The EMPEA trade association offered a 5-year retrospective on Africa private equity investing in a paper to chart the “road ahead,” and cautioned that traditional fixed-life funds may hamper business improvement and exit. Record fundraising was $6 billion in 2014-15, with US and European pension and endowment pools joining development lenders for the first time. In the aftermath commodity-induced economic slowdown and currency volatility have dented enthusiasm and returns, especially in the leading spots Nigeria and South Africa which had recessions. Even though consumer focus has often avoided the fallout, exchange rate effects battered portfolios, as companies are forced to grow out of depreciation over longer holding periods. From 2015-17 deal flow was only $1 billion annually despite big fund closings by KKR, Carlyle Group and Helios, and rising valuations may have contributed, with earnings multiples at 7.5 times according to one estimate. $100 million-range transactions were considered then shunned on narrow exit prospects, as frustrated investors expected GPs to allocate more industry and risk expertise. Regional strategies are increasingly standard either through organic or partnership arrangements in a so-called “platform model.” By sector technology is the future priority from finance to e-commerce, with East Africa the prime target, as small-firm orientation favored by aid sponsors has lost luster. With scarce capital markets and strategic buyers, fund managers have turned to secondary sales as an outlet. A 10-year life under limited terms may no longer be suitable, and “ever greening” and flexibility will likely be the success formula over the coming decade. Liquidity provision is an overriding concern, and investments in local securities market deepening will facilitate outcomes at both ends, the organization believes.
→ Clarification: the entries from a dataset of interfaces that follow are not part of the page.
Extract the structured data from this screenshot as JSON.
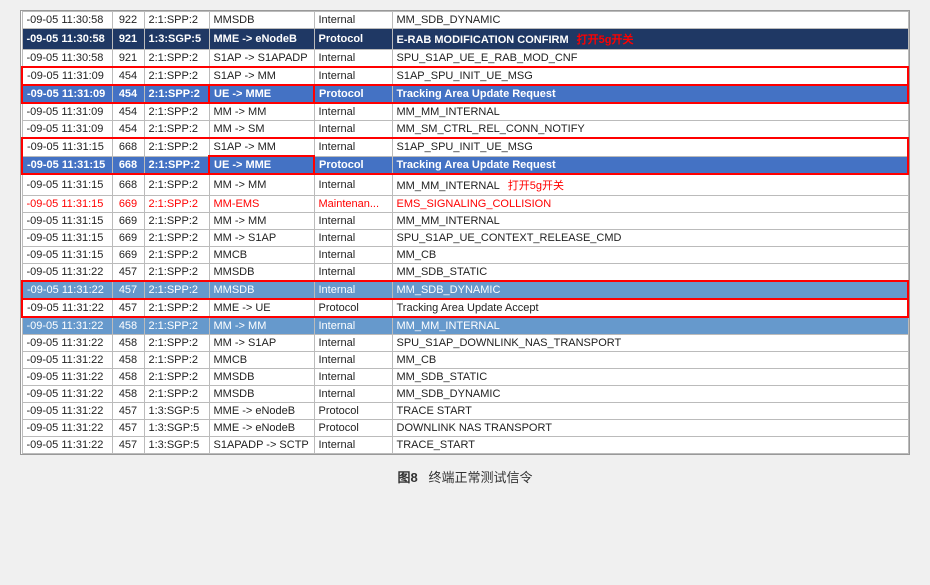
{
  "caption": {
    "figure_num": "图8",
    "figure_label": "终端正常测试信令"
  },
  "rows": [
    {
      "time": "-09-05 11:30:58",
      "id": "922",
      "node": "2:1:SPP:2",
      "direction": "MMSDB",
      "type": "Internal",
      "message": "MM_SDB_DYNAMIC",
      "style": "normal"
    },
    {
      "time": "-09-05 11:30:58",
      "id": "921",
      "node": "1:3:SGP:5",
      "direction": "MME -> eNodeB",
      "type": "Protocol",
      "message": "E-RAB MODIFICATION CONFIRM",
      "style": "dark-blue",
      "annotation": "打开5g开关",
      "annotation_side": "right"
    },
    {
      "time": "-09-05 11:30:58",
      "id": "921",
      "node": "2:1:SPP:2",
      "direction": "S1AP -> S1APADP",
      "type": "Internal",
      "message": "SPU_S1AP_UE_E_RAB_MOD_CNF",
      "style": "normal"
    },
    {
      "time": "-09-05 11:31:09",
      "id": "454",
      "node": "2:1:SPP:2",
      "direction": "S1AP -> MM",
      "type": "Internal",
      "message": "S1AP_SPU_INIT_UE_MSG",
      "style": "normal",
      "red_border": true
    },
    {
      "time": "-09-05 11:31:09",
      "id": "454",
      "node": "2:1:SPP:2",
      "direction": "UE -> MME",
      "type": "Protocol",
      "message": "Tracking Area Update Request",
      "style": "highlighted",
      "red_border_direction": true
    },
    {
      "time": "-09-05 11:31:09",
      "id": "454",
      "node": "2:1:SPP:2",
      "direction": "MM -> MM",
      "type": "Internal",
      "message": "MM_MM_INTERNAL",
      "style": "normal"
    },
    {
      "time": "-09-05 11:31:09",
      "id": "454",
      "node": "2:1:SPP:2",
      "direction": "MM -> SM",
      "type": "Internal",
      "message": "MM_SM_CTRL_REL_CONN_NOTIFY",
      "style": "normal"
    },
    {
      "time": "-09-05 11:31:15",
      "id": "668",
      "node": "2:1:SPP:2",
      "direction": "S1AP -> MM",
      "type": "Internal",
      "message": "S1AP_SPU_INIT_UE_MSG",
      "style": "normal"
    },
    {
      "time": "-09-05 11:31:15",
      "id": "668",
      "node": "2:1:SPP:2",
      "direction": "UE -> MME",
      "type": "Protocol",
      "message": "Tracking Area Update Request",
      "style": "highlighted",
      "red_border_direction": true
    },
    {
      "time": "-09-05 11:31:15",
      "id": "668",
      "node": "2:1:SPP:2",
      "direction": "MM -> MM",
      "type": "Internal",
      "message": "MM_MM_INTERNAL",
      "style": "normal",
      "annotation": "打开5g开关",
      "annotation_side": "right"
    },
    {
      "time": "-09-05 11:31:15",
      "id": "669",
      "node": "2:1:SPP:2",
      "direction": "MM-EMS",
      "type": "Maintenan...",
      "message": "EMS_SIGNALING_COLLISION",
      "style": "red-text"
    },
    {
      "time": "-09-05 11:31:15",
      "id": "669",
      "node": "2:1:SPP:2",
      "direction": "MM -> MM",
      "type": "Internal",
      "message": "MM_MM_INTERNAL",
      "style": "normal"
    },
    {
      "time": "-09-05 11:31:15",
      "id": "669",
      "node": "2:1:SPP:2",
      "direction": "MM -> S1AP",
      "type": "Internal",
      "message": "SPU_S1AP_UE_CONTEXT_RELEASE_CMD",
      "style": "normal"
    },
    {
      "time": "-09-05 11:31:15",
      "id": "669",
      "node": "2:1:SPP:2",
      "direction": "MMCB",
      "type": "Internal",
      "message": "MM_CB",
      "style": "normal"
    },
    {
      "time": "-09-05 11:31:22",
      "id": "457",
      "node": "2:1:SPP:2",
      "direction": "MMSDB",
      "type": "Internal",
      "message": "MM_SDB_STATIC",
      "style": "normal",
      "partial_cut": true
    },
    {
      "time": "-09-05 11:31:22",
      "id": "457",
      "node": "2:1:SPP:2",
      "direction": "MMSDB",
      "type": "Internal",
      "message": "MM_SDB_DYNAMIC",
      "style": "subhighlight",
      "red_border": true
    },
    {
      "time": "-09-05 11:31:22",
      "id": "457",
      "node": "2:1:SPP:2",
      "direction": "MME -> UE",
      "type": "Protocol",
      "message": "Tracking Area Update Accept",
      "style": "normal",
      "red_border": true
    },
    {
      "time": "-09-05 11:31:22",
      "id": "458",
      "node": "2:1:SPP:2",
      "direction": "MM -> MM",
      "type": "Internal",
      "message": "MM_MM_INTERNAL",
      "style": "subhighlight"
    },
    {
      "time": "-09-05 11:31:22",
      "id": "458",
      "node": "2:1:SPP:2",
      "direction": "MM -> S1AP",
      "type": "Internal",
      "message": "SPU_S1AP_DOWNLINK_NAS_TRANSPORT",
      "style": "normal"
    },
    {
      "time": "-09-05 11:31:22",
      "id": "458",
      "node": "2:1:SPP:2",
      "direction": "MMCB",
      "type": "Internal",
      "message": "MM_CB",
      "style": "normal"
    },
    {
      "time": "-09-05 11:31:22",
      "id": "458",
      "node": "2:1:SPP:2",
      "direction": "MMSDB",
      "type": "Internal",
      "message": "MM_SDB_STATIC",
      "style": "normal"
    },
    {
      "time": "-09-05 11:31:22",
      "id": "458",
      "node": "2:1:SPP:2",
      "direction": "MMSDB",
      "type": "Internal",
      "message": "MM_SDB_DYNAMIC",
      "style": "normal"
    },
    {
      "time": "-09-05 11:31:22",
      "id": "457",
      "node": "1:3:SGP:5",
      "direction": "MME -> eNodeB",
      "type": "Protocol",
      "message": "TRACE START",
      "style": "normal"
    },
    {
      "time": "-09-05 11:31:22",
      "id": "457",
      "node": "1:3:SGP:5",
      "direction": "MME -> eNodeB",
      "type": "Protocol",
      "message": "DOWNLINK NAS TRANSPORT",
      "style": "normal"
    },
    {
      "time": "-09-05 11:31:22",
      "id": "457",
      "node": "1:3:SGP:5",
      "direction": "S1APADP -> SCTP",
      "type": "Internal",
      "message": "TRACE_START",
      "style": "normal"
    }
  ]
}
Sovereign debt ructions have also affected the asset class, with index spreads widening in particular for frontier market components this year. South Africa was in recession Q1 with mining and agriculture setbacks, as the weaker rand hurt consumption. GDP growth may only be 1% again, as the central bank aims to keep the benchmark rate steady. The fiscal deficit plan is 3.5% of GDP with major union negotiations and state enterprise reforms pending, and new President Ramaphosa due to consider constitutional changes for land redistribution. Sub-Saharan external debt is up 10% from 2015, and budget consolidation is under scrutiny as current account gaps swell at the same time for energy importers. Nigeria’s growth should be 3% heading into 2019 elections, as the PMI manufacturing gauge was almost 60 in May. Reserves are over $45 billion and the central bank has eased the foreign exchange crunch under tight monetary policy with a 14% policy rate. Ghana’s expansion is forecast at 6-7% on good commodity and oil export performance, and a primary surplus has set a path for public debt reduction to 60% of output under the IMF program. Inflation may settle in single digits, and foreign investors have retained exposure to local debt despite currency volatility bouts and an estimated 5% balance of payments hole. Kenya too has twin deficits, and President Kenyatta in his second term has maintained bank lending and deposit rate controls, which may soon be reinforced by new rules on customer fairness to choke private sector credit landing in the ditch after the poll results.